number of plant species that might be lost as a result of reproductive failure that is caused by a loss of pollinators is likely to be small. Finally, some economically important wild species (for example, ginseng) that suffer from pollinator limitation also are severely threatened by other stressors, such as overharvesting and deer grazing (McGraw and Furedi, 2005). In such cases, species demise is only partially attributable to pollinator limitation.
Severe shortages of pollinators could cause many common food crops to become more expensive and perhaps less available, but there is no strong evidence for a current pollination crisis in agricultural production in North America. Most animal-pollinated crops can be serviced by honey bees, and farmers are accustomed to paying more for these services when necessary. Chronic pollinator shortages should lead to market adjustments and other innovations, although the demand for supplemental pollination has been strong recently, especially among California’s almond growers. Importing managed pollinators from other countries or regions can lead to the introduction and spread of pathogens and unwanted bee species (Chapter 3). Therefore, it is prudent to sustain wild-pollinator populations as a means of buffering current and future shortages of managed pollinators of agricultural crops. In some cases, farmers could find that promoting wild pollinators that can supplement or substitute for managed pollinators could provide greater yields than will complete dependence on rented honey bee colonies (for example, Greenleaf, 2005). Intensive agricultural practices and pesticide use can reduce wild-pollinator diversity and abundance (for example, Kevan, 1975b; Kremen et al., 2002b; Larsen et al., 2005). Strategies for promoting abundance of wild pollinators are presented in Chapter 6.
In natural areas, the consequences of pollinator shifts on ecosystem services and possible solutions to these problems are varied and complex. Relatively few plant species rely on a single pollinator species or even on a single category of pollinators for reproduction. Because of the redundancy of most plant-pollinator communities, the ecological consequences of losing a small number of pollinator species could be limited. However, the loss of pollinator species reduces the redundancy of pollinator services in the ecosystem, and thus its resiliency, so that further losses of pollinator species would likely have more severe consequences for the ecosystem.
Plant communities in which massive pollinator declines are reported, for example because of persistent pesticide use or extensive habitat degradation, merit careful study of ramifying consequences for biodiversity.

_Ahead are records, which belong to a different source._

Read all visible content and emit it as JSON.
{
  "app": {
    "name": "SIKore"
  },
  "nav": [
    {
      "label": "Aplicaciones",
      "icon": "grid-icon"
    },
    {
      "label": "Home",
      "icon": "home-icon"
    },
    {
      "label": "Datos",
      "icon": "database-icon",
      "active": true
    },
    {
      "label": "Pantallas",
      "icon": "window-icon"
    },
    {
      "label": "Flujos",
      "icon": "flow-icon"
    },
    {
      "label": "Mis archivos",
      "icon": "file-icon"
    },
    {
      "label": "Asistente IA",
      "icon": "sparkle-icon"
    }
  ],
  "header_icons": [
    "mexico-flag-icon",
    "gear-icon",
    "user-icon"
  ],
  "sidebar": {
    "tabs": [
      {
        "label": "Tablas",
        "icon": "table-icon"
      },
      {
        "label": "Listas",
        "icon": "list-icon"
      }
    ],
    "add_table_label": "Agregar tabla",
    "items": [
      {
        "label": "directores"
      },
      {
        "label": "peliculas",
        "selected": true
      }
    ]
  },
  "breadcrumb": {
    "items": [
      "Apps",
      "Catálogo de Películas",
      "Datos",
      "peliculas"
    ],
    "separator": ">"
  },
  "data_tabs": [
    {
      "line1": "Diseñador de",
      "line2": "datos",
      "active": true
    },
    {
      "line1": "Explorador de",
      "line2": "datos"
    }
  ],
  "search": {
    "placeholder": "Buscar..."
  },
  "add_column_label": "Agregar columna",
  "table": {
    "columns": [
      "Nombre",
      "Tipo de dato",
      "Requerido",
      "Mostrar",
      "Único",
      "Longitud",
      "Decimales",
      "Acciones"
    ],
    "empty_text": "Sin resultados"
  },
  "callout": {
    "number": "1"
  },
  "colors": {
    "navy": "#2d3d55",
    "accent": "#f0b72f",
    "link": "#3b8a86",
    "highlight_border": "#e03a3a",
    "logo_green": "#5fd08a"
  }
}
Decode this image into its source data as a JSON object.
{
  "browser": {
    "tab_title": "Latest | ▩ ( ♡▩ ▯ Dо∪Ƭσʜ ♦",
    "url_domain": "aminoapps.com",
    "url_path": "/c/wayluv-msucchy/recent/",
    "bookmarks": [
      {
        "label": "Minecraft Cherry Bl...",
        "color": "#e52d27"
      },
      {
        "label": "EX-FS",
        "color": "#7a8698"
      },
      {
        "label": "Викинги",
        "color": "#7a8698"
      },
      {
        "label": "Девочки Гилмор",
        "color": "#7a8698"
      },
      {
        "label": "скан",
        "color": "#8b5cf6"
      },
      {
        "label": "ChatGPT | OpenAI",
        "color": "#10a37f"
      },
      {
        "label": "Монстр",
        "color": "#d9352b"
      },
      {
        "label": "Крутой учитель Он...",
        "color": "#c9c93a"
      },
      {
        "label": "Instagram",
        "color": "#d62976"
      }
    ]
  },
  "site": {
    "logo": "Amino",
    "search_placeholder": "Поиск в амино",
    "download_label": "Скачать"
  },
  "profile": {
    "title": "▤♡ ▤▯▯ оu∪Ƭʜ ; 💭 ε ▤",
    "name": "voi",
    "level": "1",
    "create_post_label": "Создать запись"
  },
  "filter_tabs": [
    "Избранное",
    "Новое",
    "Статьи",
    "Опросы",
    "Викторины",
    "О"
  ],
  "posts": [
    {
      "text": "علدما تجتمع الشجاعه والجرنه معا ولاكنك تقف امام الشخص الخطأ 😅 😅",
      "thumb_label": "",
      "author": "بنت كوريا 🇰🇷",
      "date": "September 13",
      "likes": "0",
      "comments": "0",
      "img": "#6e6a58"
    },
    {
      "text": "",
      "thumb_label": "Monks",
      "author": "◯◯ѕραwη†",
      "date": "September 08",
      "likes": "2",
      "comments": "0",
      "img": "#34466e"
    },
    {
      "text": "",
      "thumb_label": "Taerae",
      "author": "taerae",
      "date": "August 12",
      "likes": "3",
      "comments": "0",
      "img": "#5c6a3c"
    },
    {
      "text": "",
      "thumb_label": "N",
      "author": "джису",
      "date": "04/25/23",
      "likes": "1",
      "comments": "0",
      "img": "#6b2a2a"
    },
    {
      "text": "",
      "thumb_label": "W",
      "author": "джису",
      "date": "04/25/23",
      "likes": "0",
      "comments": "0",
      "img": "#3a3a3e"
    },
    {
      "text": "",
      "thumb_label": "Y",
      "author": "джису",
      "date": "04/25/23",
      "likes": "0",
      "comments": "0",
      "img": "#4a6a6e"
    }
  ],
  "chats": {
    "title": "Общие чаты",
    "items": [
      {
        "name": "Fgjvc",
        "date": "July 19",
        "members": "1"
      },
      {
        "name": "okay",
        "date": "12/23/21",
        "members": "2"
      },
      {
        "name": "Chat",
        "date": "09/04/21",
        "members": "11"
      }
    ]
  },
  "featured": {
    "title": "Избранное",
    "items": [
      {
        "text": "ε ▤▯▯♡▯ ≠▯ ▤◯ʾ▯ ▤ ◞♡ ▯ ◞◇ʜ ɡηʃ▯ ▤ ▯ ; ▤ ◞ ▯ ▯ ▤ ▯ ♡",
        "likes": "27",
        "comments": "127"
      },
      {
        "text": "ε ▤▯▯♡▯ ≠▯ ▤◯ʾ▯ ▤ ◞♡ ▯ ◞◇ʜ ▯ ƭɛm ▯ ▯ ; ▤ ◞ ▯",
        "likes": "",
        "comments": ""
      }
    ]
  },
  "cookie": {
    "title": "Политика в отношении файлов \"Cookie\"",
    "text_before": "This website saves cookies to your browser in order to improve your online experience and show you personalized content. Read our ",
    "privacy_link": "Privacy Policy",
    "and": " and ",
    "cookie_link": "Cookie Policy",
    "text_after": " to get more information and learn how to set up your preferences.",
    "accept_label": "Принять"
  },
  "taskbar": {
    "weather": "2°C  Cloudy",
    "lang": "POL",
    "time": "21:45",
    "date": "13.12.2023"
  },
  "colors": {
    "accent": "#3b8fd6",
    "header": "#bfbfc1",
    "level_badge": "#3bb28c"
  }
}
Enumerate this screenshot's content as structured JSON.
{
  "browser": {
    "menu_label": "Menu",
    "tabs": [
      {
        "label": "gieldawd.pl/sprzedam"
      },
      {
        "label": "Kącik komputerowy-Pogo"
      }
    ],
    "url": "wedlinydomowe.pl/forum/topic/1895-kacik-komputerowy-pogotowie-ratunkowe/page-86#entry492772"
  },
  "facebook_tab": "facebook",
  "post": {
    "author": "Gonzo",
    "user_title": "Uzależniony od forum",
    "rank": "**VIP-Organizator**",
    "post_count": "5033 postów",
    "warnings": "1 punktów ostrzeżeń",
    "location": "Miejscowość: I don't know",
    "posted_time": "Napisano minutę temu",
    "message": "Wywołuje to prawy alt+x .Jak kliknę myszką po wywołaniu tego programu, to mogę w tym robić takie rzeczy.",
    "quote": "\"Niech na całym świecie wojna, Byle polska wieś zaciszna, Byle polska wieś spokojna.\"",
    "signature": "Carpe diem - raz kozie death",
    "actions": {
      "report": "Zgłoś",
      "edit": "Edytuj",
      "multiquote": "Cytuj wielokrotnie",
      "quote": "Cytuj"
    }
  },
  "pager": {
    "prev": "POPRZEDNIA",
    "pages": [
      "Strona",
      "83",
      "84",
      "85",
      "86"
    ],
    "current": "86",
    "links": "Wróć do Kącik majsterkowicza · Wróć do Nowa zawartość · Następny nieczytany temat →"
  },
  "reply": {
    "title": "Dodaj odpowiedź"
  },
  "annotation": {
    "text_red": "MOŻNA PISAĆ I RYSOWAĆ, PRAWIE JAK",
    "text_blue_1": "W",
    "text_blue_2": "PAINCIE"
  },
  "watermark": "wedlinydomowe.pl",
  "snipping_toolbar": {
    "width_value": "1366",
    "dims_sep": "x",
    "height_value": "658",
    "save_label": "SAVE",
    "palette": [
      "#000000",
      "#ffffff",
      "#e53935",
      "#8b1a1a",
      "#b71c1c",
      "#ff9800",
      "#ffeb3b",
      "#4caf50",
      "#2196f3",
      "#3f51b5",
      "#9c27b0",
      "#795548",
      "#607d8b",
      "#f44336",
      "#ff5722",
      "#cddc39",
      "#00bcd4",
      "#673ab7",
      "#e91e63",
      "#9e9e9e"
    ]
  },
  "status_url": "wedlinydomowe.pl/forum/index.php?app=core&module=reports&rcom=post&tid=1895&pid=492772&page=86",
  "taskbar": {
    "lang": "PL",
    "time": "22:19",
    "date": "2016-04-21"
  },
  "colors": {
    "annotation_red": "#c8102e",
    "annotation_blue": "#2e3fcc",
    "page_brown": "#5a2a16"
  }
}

The ecological consequences of widespread pollinator declines could be substantial, but they could be difficult to detect because seed production varies dramatically in response to many biotic and abiotic factors (Figure 4-4). Moreover, the